Then comes the moment to slip away, to jump, to disappear in order to be transformed again. In “Escape Plan” (2017), the intertwined flags of the European Union, knotted like the sheets of prisoners who intend to escape from their cells, depart from the mast to mark the escape, the path for evasion, for the desertion of all those political superstructures that, in the end, have served no purpose. The dismantling of institutions is an obvious effect of the crisis in which we are immersed, of the exhaustion of ideologies, of the disbelief and alienation of human beings.

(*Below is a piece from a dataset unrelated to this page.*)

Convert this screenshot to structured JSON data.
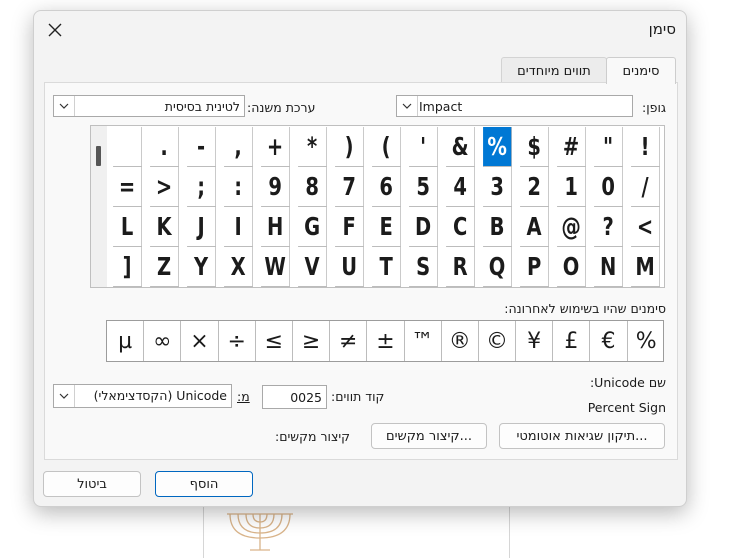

This singular plan for an escape is completed with three iconic pieces that give shape to this devastating description of dystopia: “Europe is dead” (2017), a riot shield painted with the flag of the European Union, “EU as a Hammer” (2020), a hammer whose hilt reproduces the same emblem and “Europe vs Victory of Samothrace” (2020) where classical (es)culture, from the ruin of wounded art, stands on some of those books that have incardinated the political, social and cultural development of the West, but which the unstoppable becoming has ended up turning into dead paper, into words with hardly any meaning. The last series that gives shape to this project is entitled “Salto al vacío” (2020) and is the beginning of a more extensive investigation that locates its analysis in that precise moment in which decisions are taken, in that turning point that comes just after the debacle, in the complex context in which we now find ourselves: a situation of total uncertainty, of paradigm change. “Salto al vacío” is a study on doubt, on fears, on illusion and on that daring that leads us to carry out irreversible and passionate acts. A beautiful metaphor based on a qualified protagonist, a profile well known to Avelino Sala, on the figure of the artist, the creator and his blind leaps into the abyss. An impulse towards the unexplored that, despite the height, despite the risk, is not a suicide but a conscious, dangerous, enthusiastic and uncertain action, a voluntary and courageous act that implies going forward, towards that place that we want, that we love, that we desire, but that we do not know. by